Across the developing world, some 700 million people have gained a household connection to drinking water since 1990 - and helped the world reach a crucial tipping point. Now for the first time, more than half the globe's people have drinking water piped into their homes, according to an August report from the World Health Organization (WHO) and UNICEF.
Such progress, along with the spread of sanitation systems, has reduced hygiene-related illnesses, pushed more students into schoolrooms, and begun to break the cycle of urban poverty by making water much less expensive.
Yet for millions of women like Iglesias, the most immediate and surprising benefit of the new water systems is the gift of time.
"When we ask women how water projects have changed their lives, their first answer is always, 'We have more time with our kids,' " says Marla Smith-Nilson, cofounder of WaterPartners International, which has projects in Central America, Africa, and Asia. "We're focused on sanitation and health, but we're always hearing stories of how lifestyle has improved."

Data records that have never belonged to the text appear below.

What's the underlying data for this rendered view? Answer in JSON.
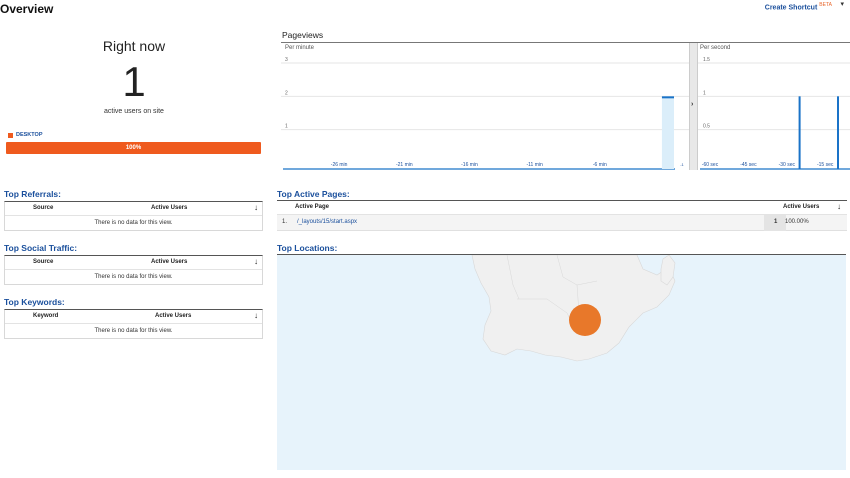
{
  "header": {
    "title": "Overview",
    "create_shortcut": "Create Shortcut",
    "beta": "BETA"
  },
  "right_now": {
    "title": "Right now",
    "count": "1",
    "label": "active users on site",
    "device_legend": "DESKTOP",
    "device_percent": "100%",
    "device_fraction": 1.0,
    "device_color": "#ef5a1e"
  },
  "pageviews": {
    "title": "Pageviews",
    "per_minute": "Per minute",
    "per_second": "Per second",
    "minute_yticks": [
      "3",
      "2",
      "1"
    ],
    "minute_xticks": [
      "-26 min",
      "-21 min",
      "-16 min",
      "-11 min",
      "-6 min"
    ],
    "minute_last_tick": "-1",
    "second_yticks": [
      "1.5",
      "1",
      "0.5"
    ],
    "second_xticks": [
      "-60 sec",
      "-45 sec",
      "-30 sec",
      "-15 sec"
    ]
  },
  "chart_data": [
    {
      "type": "bar",
      "title": "Per minute",
      "x": [
        -30,
        -29,
        -28,
        -27,
        -26,
        -25,
        -24,
        -23,
        -22,
        -21,
        -20,
        -19,
        -18,
        -17,
        -16,
        -15,
        -14,
        -13,
        -12,
        -11,
        -10,
        -9,
        -8,
        -7,
        -6,
        -5,
        -4,
        -3,
        -2,
        -1
      ],
      "values": [
        0,
        0,
        0,
        0,
        0,
        0,
        0,
        0,
        0,
        0,
        0,
        0,
        0,
        0,
        0,
        0,
        0,
        0,
        0,
        0,
        0,
        0,
        0,
        0,
        0,
        0,
        0,
        0,
        0,
        2
      ],
      "ylim": [
        0,
        3
      ],
      "xlabel": "",
      "ylabel": "",
      "grid": true
    },
    {
      "type": "bar",
      "title": "Per second",
      "x": [
        -60,
        -45,
        -30,
        -25,
        -15,
        -10
      ],
      "values": [
        0,
        0,
        0,
        1,
        0,
        1
      ],
      "ylim": [
        0,
        1.5
      ],
      "xlabel": "",
      "ylabel": "",
      "grid": true
    }
  ],
  "top_referrals": {
    "title": "Top Referrals:",
    "col1": "Source",
    "col2": "Active Users",
    "empty": "There is no data for this view."
  },
  "top_social": {
    "title": "Top Social Traffic:",
    "col1": "Source",
    "col2": "Active Users",
    "empty": "There is no data for this view."
  },
  "top_keywords": {
    "title": "Top Keywords:",
    "col1": "Keyword",
    "col2": "Active Users",
    "empty": "There is no data for this view."
  },
  "top_pages": {
    "title": "Top Active Pages:",
    "col_page": "Active Page",
    "col_users": "Active Users",
    "rows": [
      {
        "index": "1.",
        "page": "/_layouts/15/start.aspx",
        "users": "1",
        "percent": "100.00%"
      }
    ]
  },
  "top_locations": {
    "title": "Top Locations:",
    "land_color": "#f0f0f0",
    "water_color": "#e7f3fb",
    "marker_color": "#e8782a"
  }
}
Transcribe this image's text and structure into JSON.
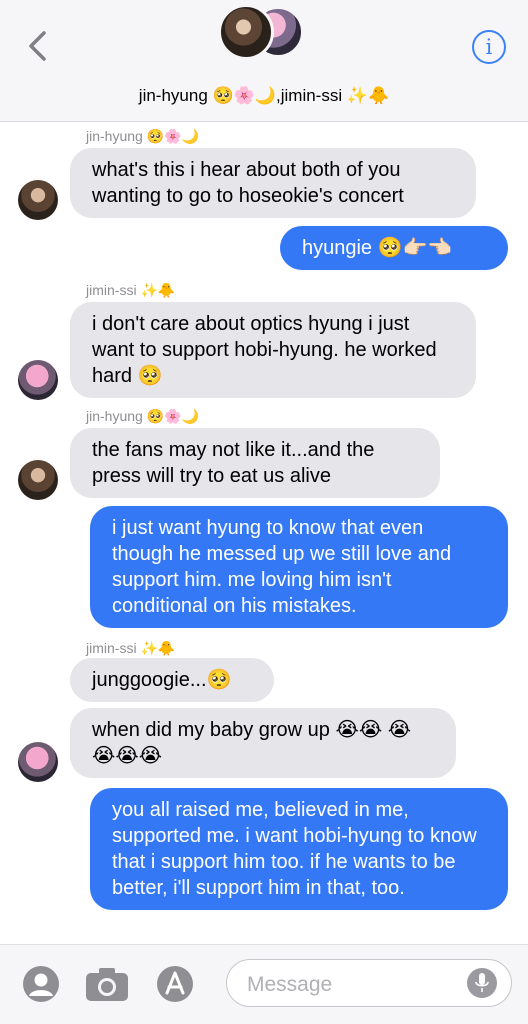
{
  "header": {
    "title": "jin-hyung 🥺🌸🌙,jimin-ssi ✨🐥",
    "back_icon": "chevron-left-icon",
    "info_label": "i"
  },
  "messages": [
    {
      "sender": "jin-hyung 🥺🌸🌙",
      "from": "jin",
      "text": "what's this i hear about both of you wanting to go to hoseokie's concert"
    },
    {
      "from": "me",
      "text": "hyungie 🥺👉🏻👈🏻"
    },
    {
      "sender": "jimin-ssi ✨🐥",
      "from": "jimin",
      "text": "i don't care about optics hyung i just want to support hobi-hyung. he worked hard 🥺"
    },
    {
      "sender": "jin-hyung 🥺🌸🌙",
      "from": "jin",
      "text": "the fans may not like it...and the press will try to eat us alive"
    },
    {
      "from": "me",
      "text": "i just want hyung to know that even though he messed up we still love and support him. me loving him isn't conditional on his mistakes."
    },
    {
      "sender": "jimin-ssi ✨🐥",
      "from": "jimin",
      "text": "junggoogie...🥺"
    },
    {
      "from": "jimin",
      "text": "when did my baby grow up 😭😭 😭😭😭😭"
    },
    {
      "from": "me",
      "text": "you all raised me, believed in me, supported me. i want hobi-hyung to know that i support him too. if he wants to be better, i'll support him in that, too."
    }
  ],
  "composer": {
    "placeholder": "Message",
    "icons": [
      "contact-icon",
      "camera-icon",
      "app-store-icon",
      "microphone-icon"
    ]
  },
  "colors": {
    "outgoing_bubble": "#3478f6",
    "incoming_bubble": "#e5e5ea",
    "accent": "#3a82f7"
  }
}
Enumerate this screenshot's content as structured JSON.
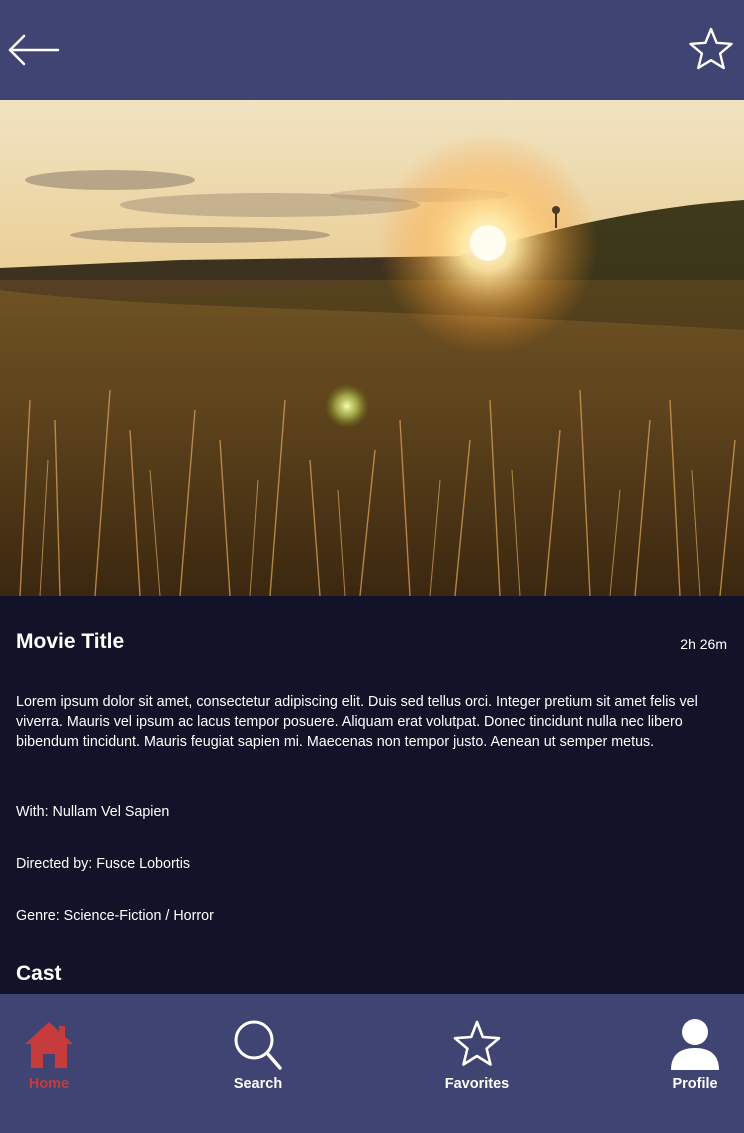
{
  "header": {
    "back_icon": "arrow-left-icon",
    "favorite_icon": "star-outline-icon"
  },
  "hero": {
    "image": "sunset-field-photo"
  },
  "movie": {
    "title": "Movie Title",
    "duration": "2h 26m",
    "description": "Lorem ipsum dolor sit amet, consectetur adipiscing elit. Duis sed tellus  orci. Integer pretium sit amet felis vel viverra. Mauris vel ipsum ac  lacus tempor posuere. Aliquam erat volutpat. Donec tincidunt nulla nec libero bibendum tincidunt. Mauris feugiat sapien mi. Maecenas non tempor  justo. Aenean ut semper metus.",
    "with": "With: Nullam Vel Sapien",
    "directed_by": "Directed by: Fusce Lobortis",
    "genre": "Genre: Science-Fiction / Horror",
    "cast_heading": "Cast"
  },
  "nav": {
    "items": [
      {
        "label": "Home",
        "icon": "home-icon",
        "active": true
      },
      {
        "label": "Search",
        "icon": "search-icon",
        "active": false
      },
      {
        "label": "Favorites",
        "icon": "star-outline-icon",
        "active": false
      },
      {
        "label": "Profile",
        "icon": "profile-icon",
        "active": false
      }
    ]
  },
  "colors": {
    "bar": "#3f4472",
    "background": "#121228",
    "accent": "#c63b3b",
    "text": "#ffffff"
  }
}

In rural regions of developing nations, the task of collecting water falls almost entirely to women. In Honduran mountains and the African countryside alike, women normally get the job of hiking to the nearest water source, washing whatever needs washing there, and returning, often under the weight of wet laundry, clean dishes, and full canisters. In Tanzania, to walk four to six miles each way is not uncommon, while in Ethiopia a 10-mile trek can easily consume six hours per day.
Yet where even the most rudimentary of water projects have come on line, rural women are finding themselves blessed with time they need to become not only better mothers and homemakers but also economic contributors.

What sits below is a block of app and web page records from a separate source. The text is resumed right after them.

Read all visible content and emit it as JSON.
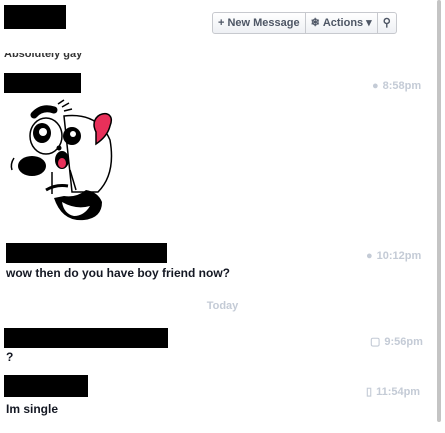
{
  "toolbar": {
    "new_message_label": "New Message",
    "new_message_icon": "+",
    "actions_label": "Actions",
    "actions_icon": "❄",
    "dropdown_icon": "▾",
    "search_icon": "⚲"
  },
  "conversation": {
    "top_partial_text": "Absolutely gay",
    "messages": [
      {
        "time": "8:58pm",
        "body": "",
        "sticker": "panda-sticker"
      },
      {
        "time": "10:12pm",
        "body": "wow then do you have boy friend now?"
      },
      {
        "time": "9:56pm",
        "body": "?"
      },
      {
        "time": "11:54pm",
        "body": "Im single"
      }
    ],
    "day_separator": "Today"
  },
  "colors": {
    "timestamp": "#c4cbd6",
    "message_text": "#141823",
    "toolbar_text": "#4e5665",
    "sticker_accent": "#e8305a"
  }
}
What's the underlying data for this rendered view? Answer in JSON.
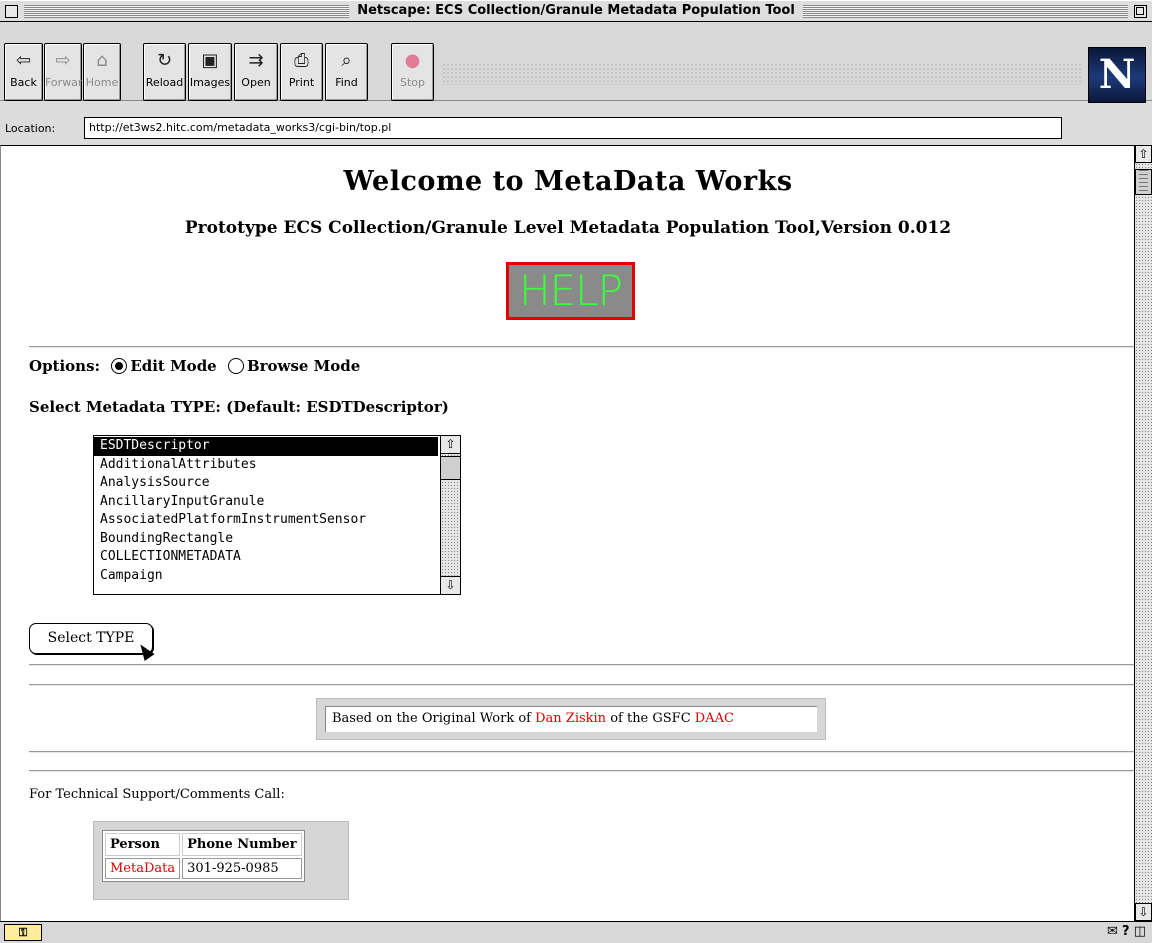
{
  "window": {
    "title": "Netscape: ECS Collection/Granule Metadata Population Tool"
  },
  "toolbar": {
    "buttons": [
      {
        "label": "Back",
        "icon": "back-arrow-icon",
        "glyph": "⇦"
      },
      {
        "label": "Forward",
        "icon": "forward-arrow-icon",
        "glyph": "⇨"
      },
      {
        "label": "Home",
        "icon": "home-icon",
        "glyph": "⌂"
      },
      {
        "label": "Reload",
        "icon": "reload-icon",
        "glyph": "↻"
      },
      {
        "label": "Images",
        "icon": "images-icon",
        "glyph": "▣"
      },
      {
        "label": "Open",
        "icon": "open-icon",
        "glyph": "⇉"
      },
      {
        "label": "Print",
        "icon": "print-icon",
        "glyph": "⎙"
      },
      {
        "label": "Find",
        "icon": "find-icon",
        "glyph": "⌕"
      },
      {
        "label": "Stop",
        "icon": "stop-icon",
        "glyph": "●"
      }
    ],
    "logo_letter": "N"
  },
  "location": {
    "label": "Location:",
    "url": "http://et3ws2.hitc.com/metadata_works3/cgi-bin/top.pl"
  },
  "page": {
    "heading": "Welcome to MetaData Works",
    "subheading": "Prototype ECS Collection/Granule Level Metadata Population Tool,Version 0.012",
    "help_label": "HELP",
    "options_label": "Options:",
    "edit_mode_label": "Edit Mode",
    "browse_mode_label": "Browse Mode",
    "select_type_label": "Select Metadata TYPE: (Default: ESDTDescriptor)",
    "type_list": [
      "ESDTDescriptor",
      "AdditionalAttributes",
      "AnalysisSource",
      "AncillaryInputGranule",
      "AssociatedPlatformInstrumentSensor",
      "BoundingRectangle",
      "COLLECTIONMETADATA",
      "Campaign"
    ],
    "selected_type": "ESDTDescriptor",
    "select_button": "Select TYPE",
    "credit_prefix": "Based on the Original Work of ",
    "credit_name": "Dan Ziskin",
    "credit_middle": " of the GSFC ",
    "credit_org": "DAAC",
    "support_text": "For Technical Support/Comments Call:",
    "contact_table": {
      "headers": [
        "Person",
        "Phone Number"
      ],
      "rows": [
        [
          "MetaData",
          "301-925-0985"
        ]
      ]
    }
  },
  "colors": {
    "help_border": "#e40000",
    "help_text": "#3cff3c",
    "link": "#e00000"
  }
}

For instance, Tanzanians are building new schools in just five months in watered districts, where women have time to swing hammers. Equivalent projects drag on for eight months or more in areas where women spend their days fetching water, according to the Tanzanian Embassy in the United States. What's more, children who don't need to haul water are more apt to go to school and break a cycle of poverty, says Ms. Smith-Nilson.
Experts say improved sanitation can have a similar effect.
"If girls don't have access to a private toilet, they're not going to go to school," says Tessa Wardlaw, data analyst for the WHO/UNICEF report. "The fact that half the world has no access to improved sanitation [beyond some sort of waste pit] is inexcusable."